• WHAT IS REQUIRED: Report each line from the records where the string "this" turns up.

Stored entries
===

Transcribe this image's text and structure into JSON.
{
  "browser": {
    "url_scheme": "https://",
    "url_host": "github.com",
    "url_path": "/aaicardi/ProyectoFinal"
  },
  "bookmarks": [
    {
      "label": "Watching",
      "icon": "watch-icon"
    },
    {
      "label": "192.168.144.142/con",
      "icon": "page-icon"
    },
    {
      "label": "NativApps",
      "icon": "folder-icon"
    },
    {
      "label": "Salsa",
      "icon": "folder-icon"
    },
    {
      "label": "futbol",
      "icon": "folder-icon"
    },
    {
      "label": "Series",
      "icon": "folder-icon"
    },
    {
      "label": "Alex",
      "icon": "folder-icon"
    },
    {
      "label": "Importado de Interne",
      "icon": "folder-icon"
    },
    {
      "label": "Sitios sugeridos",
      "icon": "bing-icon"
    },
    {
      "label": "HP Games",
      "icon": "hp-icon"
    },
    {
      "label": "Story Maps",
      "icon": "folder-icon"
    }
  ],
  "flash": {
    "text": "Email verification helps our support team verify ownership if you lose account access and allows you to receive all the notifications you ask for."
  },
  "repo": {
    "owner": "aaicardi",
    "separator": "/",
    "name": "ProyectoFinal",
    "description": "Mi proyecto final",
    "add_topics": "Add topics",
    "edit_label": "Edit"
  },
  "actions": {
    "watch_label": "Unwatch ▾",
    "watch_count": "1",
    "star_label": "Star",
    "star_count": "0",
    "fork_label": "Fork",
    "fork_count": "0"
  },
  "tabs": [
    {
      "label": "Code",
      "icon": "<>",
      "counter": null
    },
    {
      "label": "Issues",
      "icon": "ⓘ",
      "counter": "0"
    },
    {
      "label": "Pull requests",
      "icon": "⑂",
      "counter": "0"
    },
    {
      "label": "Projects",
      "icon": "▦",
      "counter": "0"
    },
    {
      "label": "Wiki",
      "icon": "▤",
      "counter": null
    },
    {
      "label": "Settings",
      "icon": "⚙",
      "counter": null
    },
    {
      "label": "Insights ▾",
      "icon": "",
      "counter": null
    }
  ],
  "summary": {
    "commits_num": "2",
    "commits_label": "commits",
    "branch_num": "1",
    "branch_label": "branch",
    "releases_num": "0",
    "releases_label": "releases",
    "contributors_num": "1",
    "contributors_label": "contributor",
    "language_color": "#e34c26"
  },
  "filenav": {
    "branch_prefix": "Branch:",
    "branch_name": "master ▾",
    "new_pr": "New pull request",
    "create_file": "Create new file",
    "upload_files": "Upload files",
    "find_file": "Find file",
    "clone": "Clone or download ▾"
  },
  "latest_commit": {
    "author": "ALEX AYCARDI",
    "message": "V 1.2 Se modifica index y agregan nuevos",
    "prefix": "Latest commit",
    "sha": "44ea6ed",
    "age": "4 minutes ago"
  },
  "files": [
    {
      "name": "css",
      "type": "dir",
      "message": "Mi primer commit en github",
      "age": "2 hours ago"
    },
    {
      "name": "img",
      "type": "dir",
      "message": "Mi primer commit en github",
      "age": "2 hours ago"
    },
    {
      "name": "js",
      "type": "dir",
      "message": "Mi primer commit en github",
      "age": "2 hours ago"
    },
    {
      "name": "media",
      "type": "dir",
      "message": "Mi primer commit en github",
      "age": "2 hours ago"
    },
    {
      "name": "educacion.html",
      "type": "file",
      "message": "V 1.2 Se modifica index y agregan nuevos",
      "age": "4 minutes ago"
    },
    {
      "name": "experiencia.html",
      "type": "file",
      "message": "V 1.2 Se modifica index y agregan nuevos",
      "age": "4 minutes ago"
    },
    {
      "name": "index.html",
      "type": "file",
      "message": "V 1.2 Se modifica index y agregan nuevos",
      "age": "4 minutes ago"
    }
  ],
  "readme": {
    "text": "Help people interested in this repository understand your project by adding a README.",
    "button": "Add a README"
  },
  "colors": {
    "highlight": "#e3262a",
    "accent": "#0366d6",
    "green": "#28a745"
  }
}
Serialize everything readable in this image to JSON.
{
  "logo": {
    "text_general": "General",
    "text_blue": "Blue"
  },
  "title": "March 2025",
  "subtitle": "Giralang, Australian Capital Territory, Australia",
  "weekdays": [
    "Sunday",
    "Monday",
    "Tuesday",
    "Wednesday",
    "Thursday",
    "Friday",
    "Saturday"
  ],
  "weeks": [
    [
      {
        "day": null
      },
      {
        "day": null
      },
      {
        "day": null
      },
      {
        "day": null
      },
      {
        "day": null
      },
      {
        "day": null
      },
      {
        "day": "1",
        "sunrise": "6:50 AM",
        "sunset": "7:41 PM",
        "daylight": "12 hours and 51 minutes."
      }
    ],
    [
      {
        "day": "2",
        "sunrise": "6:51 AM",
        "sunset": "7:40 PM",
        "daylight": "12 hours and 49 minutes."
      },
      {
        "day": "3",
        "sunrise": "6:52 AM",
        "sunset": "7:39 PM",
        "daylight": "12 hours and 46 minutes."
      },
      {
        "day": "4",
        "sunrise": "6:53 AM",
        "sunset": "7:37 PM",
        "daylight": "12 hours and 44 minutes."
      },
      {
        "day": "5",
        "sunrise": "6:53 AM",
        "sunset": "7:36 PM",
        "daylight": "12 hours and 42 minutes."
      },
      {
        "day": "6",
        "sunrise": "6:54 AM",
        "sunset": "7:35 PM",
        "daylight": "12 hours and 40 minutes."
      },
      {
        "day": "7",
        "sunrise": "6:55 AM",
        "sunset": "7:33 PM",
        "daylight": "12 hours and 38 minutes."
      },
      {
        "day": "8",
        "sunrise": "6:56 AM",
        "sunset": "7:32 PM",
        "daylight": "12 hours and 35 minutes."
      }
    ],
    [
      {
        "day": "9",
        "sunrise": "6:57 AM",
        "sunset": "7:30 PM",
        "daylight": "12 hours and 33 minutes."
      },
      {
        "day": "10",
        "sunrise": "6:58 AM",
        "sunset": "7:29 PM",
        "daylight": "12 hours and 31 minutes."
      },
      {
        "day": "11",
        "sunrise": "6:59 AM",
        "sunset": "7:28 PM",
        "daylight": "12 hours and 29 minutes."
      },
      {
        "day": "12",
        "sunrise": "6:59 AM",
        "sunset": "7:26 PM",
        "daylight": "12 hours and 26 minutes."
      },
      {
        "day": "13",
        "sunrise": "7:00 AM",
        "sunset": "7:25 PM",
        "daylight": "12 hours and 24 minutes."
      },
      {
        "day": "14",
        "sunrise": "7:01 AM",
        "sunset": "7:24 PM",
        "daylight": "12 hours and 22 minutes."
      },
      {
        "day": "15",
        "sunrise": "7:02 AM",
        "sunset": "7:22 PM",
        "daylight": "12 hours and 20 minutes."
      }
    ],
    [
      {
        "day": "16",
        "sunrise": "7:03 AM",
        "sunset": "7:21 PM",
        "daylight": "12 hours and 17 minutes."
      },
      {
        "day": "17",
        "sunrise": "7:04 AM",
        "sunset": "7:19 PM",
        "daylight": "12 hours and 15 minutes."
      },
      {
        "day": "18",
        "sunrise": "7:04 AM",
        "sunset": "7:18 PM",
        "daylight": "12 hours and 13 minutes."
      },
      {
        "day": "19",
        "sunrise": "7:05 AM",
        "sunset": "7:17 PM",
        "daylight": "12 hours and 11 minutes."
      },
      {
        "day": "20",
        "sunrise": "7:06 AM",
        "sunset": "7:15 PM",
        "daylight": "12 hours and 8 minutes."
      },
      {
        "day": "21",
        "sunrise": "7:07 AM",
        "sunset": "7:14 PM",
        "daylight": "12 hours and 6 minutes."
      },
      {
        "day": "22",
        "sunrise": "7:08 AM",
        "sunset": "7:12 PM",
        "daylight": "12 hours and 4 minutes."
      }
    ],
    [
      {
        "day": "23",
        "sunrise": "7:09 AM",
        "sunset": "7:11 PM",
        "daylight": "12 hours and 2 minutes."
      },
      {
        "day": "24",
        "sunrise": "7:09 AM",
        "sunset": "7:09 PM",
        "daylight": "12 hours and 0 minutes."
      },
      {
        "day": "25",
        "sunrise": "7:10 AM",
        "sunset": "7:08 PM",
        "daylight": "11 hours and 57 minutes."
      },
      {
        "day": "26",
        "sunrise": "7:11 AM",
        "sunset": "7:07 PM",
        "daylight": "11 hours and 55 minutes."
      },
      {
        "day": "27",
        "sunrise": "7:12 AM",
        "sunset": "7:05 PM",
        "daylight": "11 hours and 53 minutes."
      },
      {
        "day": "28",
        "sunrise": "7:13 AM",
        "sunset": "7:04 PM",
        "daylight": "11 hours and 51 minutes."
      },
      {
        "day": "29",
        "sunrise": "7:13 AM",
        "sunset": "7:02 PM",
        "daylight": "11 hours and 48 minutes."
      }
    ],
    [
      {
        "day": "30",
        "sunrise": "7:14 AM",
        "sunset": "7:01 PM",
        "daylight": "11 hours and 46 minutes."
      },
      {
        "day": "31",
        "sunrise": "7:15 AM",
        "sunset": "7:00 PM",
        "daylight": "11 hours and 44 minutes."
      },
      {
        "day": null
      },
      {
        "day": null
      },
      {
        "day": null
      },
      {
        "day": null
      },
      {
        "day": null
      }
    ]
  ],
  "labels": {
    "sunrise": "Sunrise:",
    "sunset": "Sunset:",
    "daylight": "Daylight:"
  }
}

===

• EXPECTED OUTPUT:
Transcribe this image's text and structure into JSON.
    "text": "Help people interested in this repository understand your project by adding a README.",
Serialize everything readable in this image to JSON.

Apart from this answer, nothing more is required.